Best Local Classifieds in the Colorado Mountain Area!
Put Your Best Paw Forward
Article by: Deb D’Andrea
Have you ever wondered if we have fleas in Colorado? I did as I rarely see any on my furry clients and questioned if it was an elevation thing or what. Surprisingly, in Colorado there are about 80 different types of fleas; but thanks to our dry climate and cooler temperatures, fleas rarely pose a threat as they reproduce poorly here. Fleas prefer areas like Florida that have an ideal temperature of 80 to 90 degrees and a relative humidity of 70% or higher.
While rare that fleas will survive once arriving to Colorado, when traveling with your pet fleas can hop on their fur and hitch a ride home; and when transporting or rescuing dogs and cats from other States, be aware that they may be carrying fleas. The “Cat Flea” reproduces on dogs and cats, and establishes inside homes where humidity is sufficient. Fleas require a host to thrive, and can be a bother to human, canine and feline alike.
Wild animals like coyotes, skunks or fox nesting near your home can introduce fleas to your living space once they leave their den or nesting area. The fleas will disperse, scatter and find their next host. It’s good to keep these critters out of your home and yard, not only from a flea perspective, but from other perspectives also.

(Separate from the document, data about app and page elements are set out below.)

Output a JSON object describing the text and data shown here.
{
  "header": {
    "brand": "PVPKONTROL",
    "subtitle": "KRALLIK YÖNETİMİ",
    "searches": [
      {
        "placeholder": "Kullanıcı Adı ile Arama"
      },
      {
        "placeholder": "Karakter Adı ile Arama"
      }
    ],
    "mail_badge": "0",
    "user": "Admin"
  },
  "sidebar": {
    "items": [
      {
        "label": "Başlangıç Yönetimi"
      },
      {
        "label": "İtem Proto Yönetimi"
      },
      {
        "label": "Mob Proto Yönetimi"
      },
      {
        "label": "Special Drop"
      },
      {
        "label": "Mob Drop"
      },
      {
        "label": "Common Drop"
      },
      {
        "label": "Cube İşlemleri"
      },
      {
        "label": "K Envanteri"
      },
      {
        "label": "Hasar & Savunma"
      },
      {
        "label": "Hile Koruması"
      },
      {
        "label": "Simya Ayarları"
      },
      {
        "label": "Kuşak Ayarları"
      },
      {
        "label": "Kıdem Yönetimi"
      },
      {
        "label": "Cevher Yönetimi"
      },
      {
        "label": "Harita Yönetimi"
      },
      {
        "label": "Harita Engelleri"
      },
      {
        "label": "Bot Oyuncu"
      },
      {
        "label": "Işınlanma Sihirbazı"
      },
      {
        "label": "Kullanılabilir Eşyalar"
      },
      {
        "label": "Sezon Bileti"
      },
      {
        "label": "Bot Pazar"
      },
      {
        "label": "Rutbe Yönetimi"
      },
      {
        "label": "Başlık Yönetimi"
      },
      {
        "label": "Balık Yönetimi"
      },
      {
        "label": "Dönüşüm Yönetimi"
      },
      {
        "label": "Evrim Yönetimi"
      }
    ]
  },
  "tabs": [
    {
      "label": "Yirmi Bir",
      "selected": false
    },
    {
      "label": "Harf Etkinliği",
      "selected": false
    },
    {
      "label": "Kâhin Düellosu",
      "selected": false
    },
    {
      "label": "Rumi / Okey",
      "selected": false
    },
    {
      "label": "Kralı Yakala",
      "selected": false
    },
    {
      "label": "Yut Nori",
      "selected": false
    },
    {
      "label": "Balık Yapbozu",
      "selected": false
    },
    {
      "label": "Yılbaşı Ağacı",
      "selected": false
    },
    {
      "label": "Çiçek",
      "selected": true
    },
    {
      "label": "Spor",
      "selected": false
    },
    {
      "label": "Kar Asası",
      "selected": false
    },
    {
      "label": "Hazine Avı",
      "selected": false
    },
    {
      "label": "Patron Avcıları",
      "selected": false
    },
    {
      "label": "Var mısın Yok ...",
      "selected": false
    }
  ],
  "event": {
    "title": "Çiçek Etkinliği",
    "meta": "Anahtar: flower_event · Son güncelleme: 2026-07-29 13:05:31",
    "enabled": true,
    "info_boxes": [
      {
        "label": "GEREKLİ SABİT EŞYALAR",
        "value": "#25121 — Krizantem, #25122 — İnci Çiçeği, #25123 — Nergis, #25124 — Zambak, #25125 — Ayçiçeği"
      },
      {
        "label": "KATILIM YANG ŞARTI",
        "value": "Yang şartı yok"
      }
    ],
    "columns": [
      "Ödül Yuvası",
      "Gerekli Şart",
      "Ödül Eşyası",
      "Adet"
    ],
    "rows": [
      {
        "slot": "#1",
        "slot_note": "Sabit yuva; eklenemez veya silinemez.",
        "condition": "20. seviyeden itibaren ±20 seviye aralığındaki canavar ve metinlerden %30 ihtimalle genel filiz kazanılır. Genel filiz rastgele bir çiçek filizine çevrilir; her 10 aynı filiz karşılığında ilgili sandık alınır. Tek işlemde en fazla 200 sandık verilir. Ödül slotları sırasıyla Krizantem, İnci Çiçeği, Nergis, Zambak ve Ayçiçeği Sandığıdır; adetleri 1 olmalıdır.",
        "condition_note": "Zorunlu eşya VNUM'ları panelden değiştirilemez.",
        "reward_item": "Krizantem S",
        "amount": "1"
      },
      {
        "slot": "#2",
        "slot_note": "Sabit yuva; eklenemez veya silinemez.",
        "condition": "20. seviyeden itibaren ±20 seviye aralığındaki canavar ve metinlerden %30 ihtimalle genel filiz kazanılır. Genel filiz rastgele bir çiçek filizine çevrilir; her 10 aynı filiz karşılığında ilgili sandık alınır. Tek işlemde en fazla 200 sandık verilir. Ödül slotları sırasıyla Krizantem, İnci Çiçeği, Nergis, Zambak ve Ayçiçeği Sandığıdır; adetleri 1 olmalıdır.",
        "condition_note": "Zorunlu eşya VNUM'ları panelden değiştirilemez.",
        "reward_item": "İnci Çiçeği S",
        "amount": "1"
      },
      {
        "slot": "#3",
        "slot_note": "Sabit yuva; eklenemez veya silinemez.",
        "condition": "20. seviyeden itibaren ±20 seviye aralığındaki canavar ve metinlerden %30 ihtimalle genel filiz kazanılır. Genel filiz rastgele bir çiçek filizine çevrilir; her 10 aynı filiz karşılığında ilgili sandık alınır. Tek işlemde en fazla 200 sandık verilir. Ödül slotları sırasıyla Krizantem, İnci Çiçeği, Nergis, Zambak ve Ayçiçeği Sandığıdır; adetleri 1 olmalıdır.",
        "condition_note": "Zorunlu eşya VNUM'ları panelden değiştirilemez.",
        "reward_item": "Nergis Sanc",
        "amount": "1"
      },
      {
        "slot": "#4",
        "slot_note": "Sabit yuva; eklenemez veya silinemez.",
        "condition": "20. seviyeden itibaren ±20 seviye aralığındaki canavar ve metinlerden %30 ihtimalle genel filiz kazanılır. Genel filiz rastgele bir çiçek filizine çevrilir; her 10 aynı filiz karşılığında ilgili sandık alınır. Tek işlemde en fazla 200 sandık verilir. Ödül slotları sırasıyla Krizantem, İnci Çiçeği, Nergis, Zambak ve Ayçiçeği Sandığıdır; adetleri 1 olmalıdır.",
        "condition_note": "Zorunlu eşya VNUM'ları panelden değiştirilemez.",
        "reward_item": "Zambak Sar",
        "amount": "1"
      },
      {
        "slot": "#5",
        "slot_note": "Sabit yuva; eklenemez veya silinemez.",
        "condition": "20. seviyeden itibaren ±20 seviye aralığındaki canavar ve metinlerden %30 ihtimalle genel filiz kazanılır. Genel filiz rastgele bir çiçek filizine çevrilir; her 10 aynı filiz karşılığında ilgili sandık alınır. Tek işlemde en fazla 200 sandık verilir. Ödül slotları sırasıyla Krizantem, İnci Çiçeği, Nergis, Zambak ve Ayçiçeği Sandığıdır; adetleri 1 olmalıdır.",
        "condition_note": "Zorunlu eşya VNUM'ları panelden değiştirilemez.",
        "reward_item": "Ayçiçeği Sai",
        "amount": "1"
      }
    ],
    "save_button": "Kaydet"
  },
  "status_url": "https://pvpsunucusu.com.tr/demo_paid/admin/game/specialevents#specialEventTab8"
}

There are some species of fleas that carry the bacterium Yersinia pestis which cause a rare and deadly plague. These fleas typically are found on rock squirrels, prairie dogs, wood rats and rodents that burrow or build stick nests, and is thought to have originated from rodent populations in China. According to the Centers for Disease Control and Prevention (CDC), “modern antibiotics are effective in treating plague…human plague infections continue to occur in the western United States…” (http://www.cdc.gov/plague/).
While Colorado has several prairie dog towns nestled near trails and open space, it is smart to keep your dog and yourself far away to help ensure you and your pet don’t pick up and get bitten by an infected flea. While unlikely, it’s smart to take precautions. I’ve been hiking and have seen prairie dog towns with warning signs saying that they have the plague.
4TheLuvOfDogz ~ Making Tails Wag Better
Deb D’Andrea is Founder of 4TheLuvOfDogz.
Contact Deb at 720-675-7078 or
Content Copyright 2017 Mountain Design & Publishing, Inc. All Rights Reserved.